TASK DETAILS
Print all the records below exactly as they stand, but leave out the pictures.

RECORDED INFORMATION
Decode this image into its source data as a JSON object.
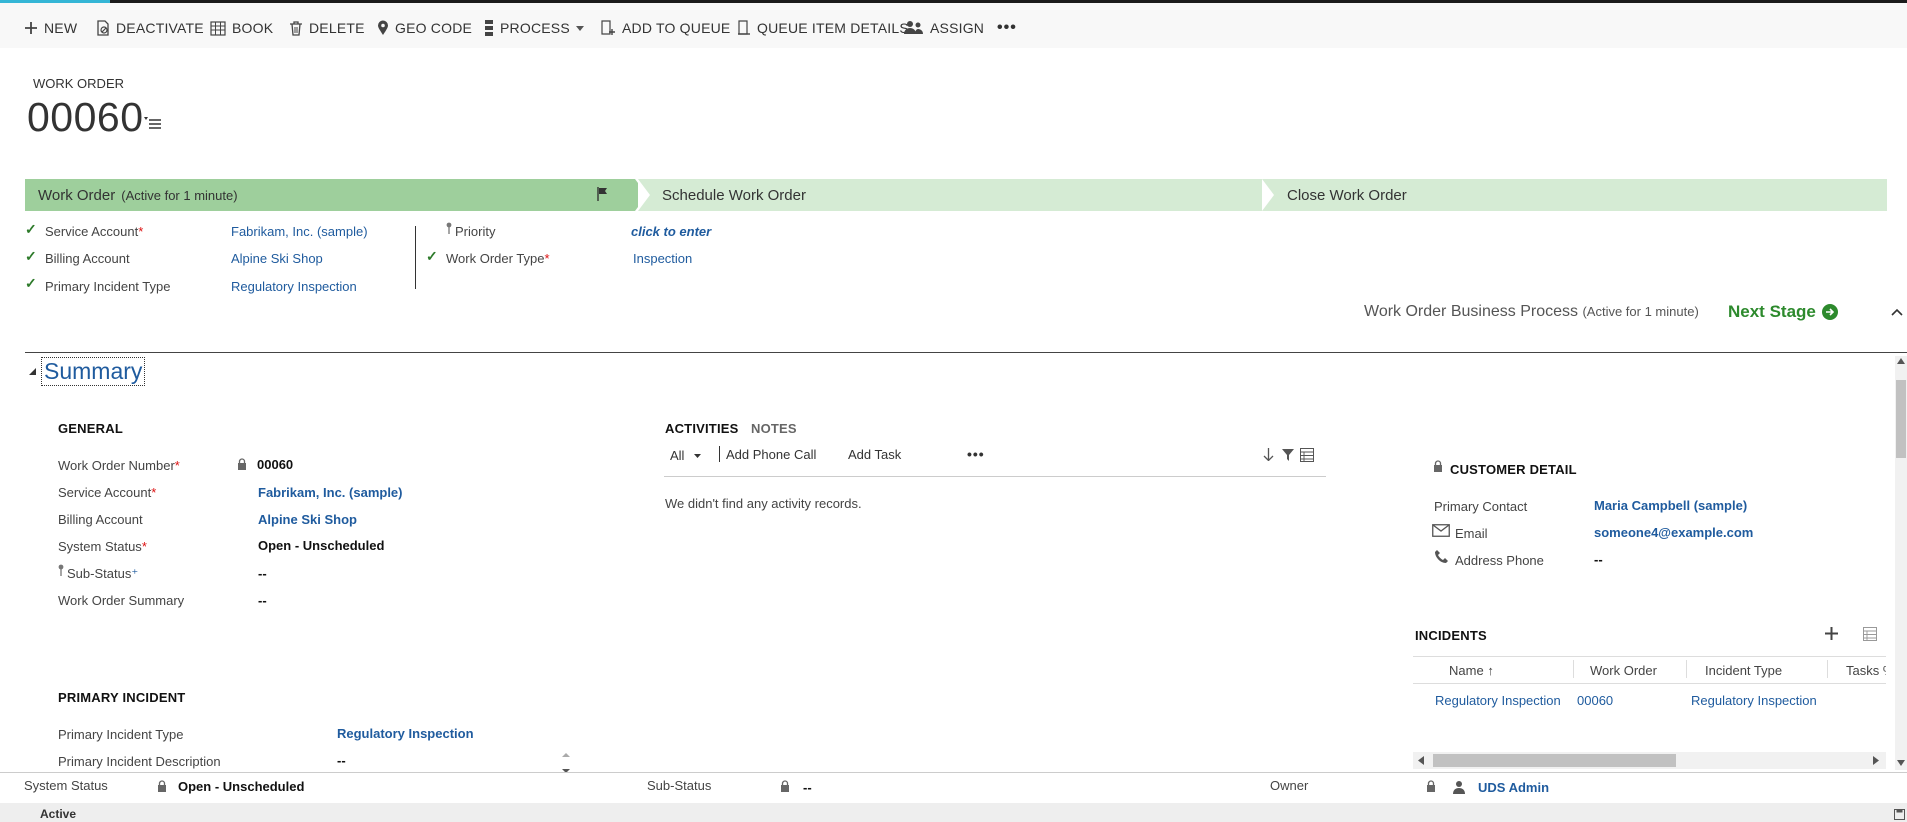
{
  "toolbar": {
    "new": "NEW",
    "deactivate": "DEACTIVATE",
    "book": "BOOK",
    "delete": "DELETE",
    "geocode": "GEO CODE",
    "process": "PROCESS",
    "add_to_queue": "ADD TO QUEUE",
    "queue_item_details": "QUEUE ITEM DETAILS",
    "assign": "ASSIGN",
    "more": "•••"
  },
  "header": {
    "entity_label": "WORK ORDER",
    "number": "00060"
  },
  "process": {
    "stages": [
      {
        "label": "Work Order",
        "status": "(Active for 1 minute)"
      },
      {
        "label": "Schedule Work Order"
      },
      {
        "label": "Close Work Order"
      }
    ],
    "fields_left": [
      {
        "label": "Service Account",
        "value": "Fabrikam, Inc. (sample)"
      },
      {
        "label": "Billing Account",
        "value": "Alpine Ski Shop"
      },
      {
        "label": "Primary Incident Type",
        "value": "Regulatory Inspection"
      }
    ],
    "fields_right": [
      {
        "label": "Priority",
        "value": "click to enter"
      },
      {
        "label": "Work Order Type",
        "value": "Inspection"
      }
    ],
    "footer_title": "Work Order Business Process",
    "footer_status": "(Active for 1 minute)",
    "next_stage": "Next Stage"
  },
  "summary": {
    "title": "Summary",
    "general": {
      "heading": "GENERAL",
      "fields": [
        {
          "label": "Work Order Number",
          "value": "00060"
        },
        {
          "label": "Service Account",
          "value": "Fabrikam, Inc. (sample)"
        },
        {
          "label": "Billing Account",
          "value": "Alpine Ski Shop"
        },
        {
          "label": "System Status",
          "value": "Open - Unscheduled"
        },
        {
          "label": "Sub-Status",
          "value": "--"
        },
        {
          "label": "Work Order Summary",
          "value": "--"
        }
      ]
    },
    "primary_incident": {
      "heading": "PRIMARY INCIDENT",
      "fields": [
        {
          "label": "Primary Incident Type",
          "value": "Regulatory Inspection"
        },
        {
          "label": "Primary Incident Description",
          "value": "--"
        }
      ]
    },
    "activities": {
      "tab_activities": "ACTIVITIES",
      "tab_notes": "NOTES",
      "filter": "All",
      "add_phone_call": "Add Phone Call",
      "add_task": "Add Task",
      "more": "•••",
      "empty": "We didn't find any activity records."
    },
    "customer": {
      "heading": "CUSTOMER DETAIL",
      "fields": [
        {
          "label": "Primary Contact",
          "value": "Maria Campbell (sample)"
        },
        {
          "label": "Email",
          "value": "someone4@example.com"
        },
        {
          "label": "Address Phone",
          "value": "--"
        }
      ]
    },
    "incidents": {
      "heading": "INCIDENTS",
      "columns": [
        "Name",
        "Work Order",
        "Incident Type",
        "Tasks %"
      ],
      "rows": [
        {
          "name": "Regulatory Inspection",
          "work_order": "00060",
          "incident_type": "Regulatory Inspection"
        }
      ]
    }
  },
  "footer": {
    "system_status_label": "System Status",
    "system_status_value": "Open - Unscheduled",
    "sub_status_label": "Sub-Status",
    "sub_status_value": "--",
    "owner_label": "Owner",
    "owner_value": "UDS Admin",
    "state": "Active"
  },
  "colors": {
    "accent": "#35b6d6",
    "stage_active": "#9ecf9c",
    "stage_inactive": "#d5ebd4",
    "link": "#1f5b9e",
    "next_stage": "#2d8a2d"
  }
}
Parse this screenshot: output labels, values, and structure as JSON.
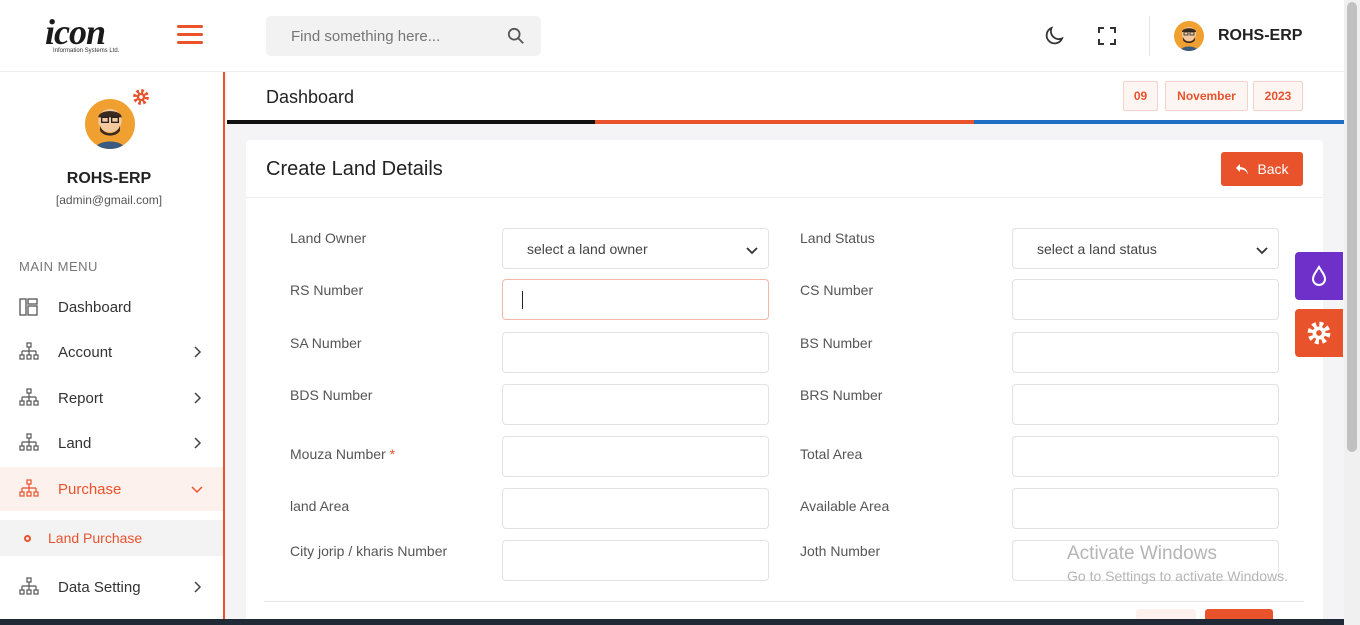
{
  "brand": {
    "logo_text": "icon",
    "logo_sub": "Information Systems Ltd."
  },
  "topbar": {
    "search_placeholder": "Find something here...",
    "user_name": "ROHS-ERP"
  },
  "sidebar": {
    "user_name": "ROHS-ERP",
    "user_email": "[admin@gmail.com]",
    "menu_title": "MAIN MENU",
    "items": [
      {
        "label": "Dashboard",
        "icon": "dashboard-icon"
      },
      {
        "label": "Account",
        "icon": "sitemap-icon"
      },
      {
        "label": "Report",
        "icon": "sitemap-icon"
      },
      {
        "label": "Land",
        "icon": "sitemap-icon"
      },
      {
        "label": "Purchase",
        "icon": "sitemap-icon",
        "active": true
      },
      {
        "label": "Data Setting",
        "icon": "sitemap-icon"
      }
    ],
    "sub_item": "Land Purchase"
  },
  "page": {
    "title": "Dashboard",
    "date": {
      "day": "09",
      "month": "November",
      "year": "2023"
    }
  },
  "form": {
    "title": "Create Land Details",
    "back_label": "Back",
    "fields": {
      "land_owner": {
        "label": "Land Owner",
        "value": "select a land owner"
      },
      "land_status": {
        "label": "Land Status",
        "value": "select a land status"
      },
      "rs_number": {
        "label": "RS Number"
      },
      "cs_number": {
        "label": "CS Number"
      },
      "sa_number": {
        "label": "SA Number"
      },
      "bs_number": {
        "label": "BS Number"
      },
      "bds_number": {
        "label": "BDS Number"
      },
      "brs_number": {
        "label": "BRS Number"
      },
      "mouza_number": {
        "label": "Mouza Number",
        "required": "*"
      },
      "total_area": {
        "label": "Total Area"
      },
      "land_area": {
        "label": "land Area"
      },
      "available_area": {
        "label": "Available Area"
      },
      "city_jorip": {
        "label": "City jorip / kharis Number"
      },
      "joth_number": {
        "label": "Joth Number"
      }
    }
  },
  "watermark": {
    "line1": "Activate Windows",
    "line2": "Go to Settings to activate Windows."
  },
  "colors": {
    "accent": "#e8532c",
    "purple": "#6f2fc9",
    "blue": "#1e6fc4",
    "dark": "#111111"
  }
}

TASK ANSWER
Decode this image into its source data as a JSON object.
{
  "toolbar": {
    "new": "NEW",
    "deactivate": "DEACTIVATE",
    "book": "BOOK",
    "delete": "DELETE",
    "geocode": "GEO CODE",
    "process": "PROCESS",
    "add_to_queue": "ADD TO QUEUE",
    "queue_item_details": "QUEUE ITEM DETAILS",
    "assign": "ASSIGN",
    "more": "•••"
  },
  "header": {
    "entity_label": "WORK ORDER",
    "number": "00060"
  },
  "process": {
    "stages": [
      {
        "label": "Work Order",
        "status": "(Active for 1 minute)"
      },
      {
        "label": "Schedule Work Order"
      },
      {
        "label": "Close Work Order"
      }
    ],
    "fields_left": [
      {
        "label": "Service Account",
        "value": "Fabrikam, Inc. (sample)"
      },
      {
        "label": "Billing Account",
        "value": "Alpine Ski Shop"
      },
      {
        "label": "Primary Incident Type",
        "value": "Regulatory Inspection"
      }
    ],
    "fields_right": [
      {
        "label": "Priority",
        "value": "click to enter"
      },
      {
        "label": "Work Order Type",
        "value": "Inspection"
      }
    ],
    "footer_title": "Work Order Business Process",
    "footer_status": "(Active for 1 minute)",
    "next_stage": "Next Stage"
  },
  "summary": {
    "title": "Summary",
    "general": {
      "heading": "GENERAL",
      "fields": [
        {
          "label": "Work Order Number",
          "value": "00060"
        },
        {
          "label": "Service Account",
          "value": "Fabrikam, Inc. (sample)"
        },
        {
          "label": "Billing Account",
          "value": "Alpine Ski Shop"
        },
        {
          "label": "System Status",
          "value": "Open - Unscheduled"
        },
        {
          "label": "Sub-Status",
          "value": "--"
        },
        {
          "label": "Work Order Summary",
          "value": "--"
        }
      ]
    },
    "primary_incident": {
      "heading": "PRIMARY INCIDENT",
      "fields": [
        {
          "label": "Primary Incident Type",
          "value": "Regulatory Inspection"
        },
        {
          "label": "Primary Incident Description",
          "value": "--"
        }
      ]
    },
    "activities": {
      "tab_activities": "ACTIVITIES",
      "tab_notes": "NOTES",
      "filter": "All",
      "add_phone_call": "Add Phone Call",
      "add_task": "Add Task",
      "more": "•••",
      "empty": "We didn't find any activity records."
    },
    "customer": {
      "heading": "CUSTOMER DETAIL",
      "fields": [
        {
          "label": "Primary Contact",
          "value": "Maria Campbell (sample)"
        },
        {
          "label": "Email",
          "value": "someone4@example.com"
        },
        {
          "label": "Address Phone",
          "value": "--"
        }
      ]
    },
    "incidents": {
      "heading": "INCIDENTS",
      "columns": [
        "Name",
        "Work Order",
        "Incident Type",
        "Tasks %"
      ],
      "rows": [
        {
          "name": "Regulatory Inspection",
          "work_order": "00060",
          "incident_type": "Regulatory Inspection"
        }
      ]
    }
  },
  "footer": {
    "system_status_label": "System Status",
    "system_status_value": "Open - Unscheduled",
    "sub_status_label": "Sub-Status",
    "sub_status_value": "--",
    "owner_label": "Owner",
    "owner_value": "UDS Admin",
    "state": "Active"
  },
  "colors": {
    "accent": "#35b6d6",
    "stage_active": "#9ecf9c",
    "stage_inactive": "#d5ebd4",
    "link": "#1f5b9e",
    "next_stage": "#2d8a2d"
  }
}
Parse this screenshot: output labels, values, and structure as JSON.
{
  "brand": {
    "logo_text": "icon",
    "logo_sub": "Information Systems Ltd."
  },
  "topbar": {
    "search_placeholder": "Find something here...",
    "user_name": "ROHS-ERP"
  },
  "sidebar": {
    "user_name": "ROHS-ERP",
    "user_email": "[admin@gmail.com]",
    "menu_title": "MAIN MENU",
    "items": [
      {
        "label": "Dashboard",
        "icon": "dashboard-icon"
      },
      {
        "label": "Account",
        "icon": "sitemap-icon"
      },
      {
        "label": "Report",
        "icon": "sitemap-icon"
      },
      {
        "label": "Land",
        "icon": "sitemap-icon"
      },
      {
        "label": "Purchase",
        "icon": "sitemap-icon",
        "active": true
      },
      {
        "label": "Data Setting",
        "icon": "sitemap-icon"
      }
    ],
    "sub_item": "Land Purchase"
  },
  "page": {
    "title": "Dashboard",
    "date": {
      "day": "09",
      "month": "November",
      "year": "2023"
    }
  },
  "form": {
    "title": "Create Land Details",
    "back_label": "Back",
    "fields": {
      "land_owner": {
        "label": "Land Owner",
        "value": "select a land owner"
      },
      "land_status": {
        "label": "Land Status",
        "value": "select a land status"
      },
      "rs_number": {
        "label": "RS Number"
      },
      "cs_number": {
        "label": "CS Number"
      },
      "sa_number": {
        "label": "SA Number"
      },
      "bs_number": {
        "label": "BS Number"
      },
      "bds_number": {
        "label": "BDS Number"
      },
      "brs_number": {
        "label": "BRS Number"
      },
      "mouza_number": {
        "label": "Mouza Number",
        "required": "*"
      },
      "total_area": {
        "label": "Total Area"
      },
      "land_area": {
        "label": "land Area"
      },
      "available_area": {
        "label": "Available Area"
      },
      "city_jorip": {
        "label": "City jorip / kharis Number"
      },
      "joth_number": {
        "label": "Joth Number"
      }
    }
  },
  "watermark": {
    "line1": "Activate Windows",
    "line2": "Go to Settings to activate Windows."
  },
  "colors": {
    "accent": "#e8532c",
    "purple": "#6f2fc9",
    "blue": "#1e6fc4",
    "dark": "#111111"
  }
}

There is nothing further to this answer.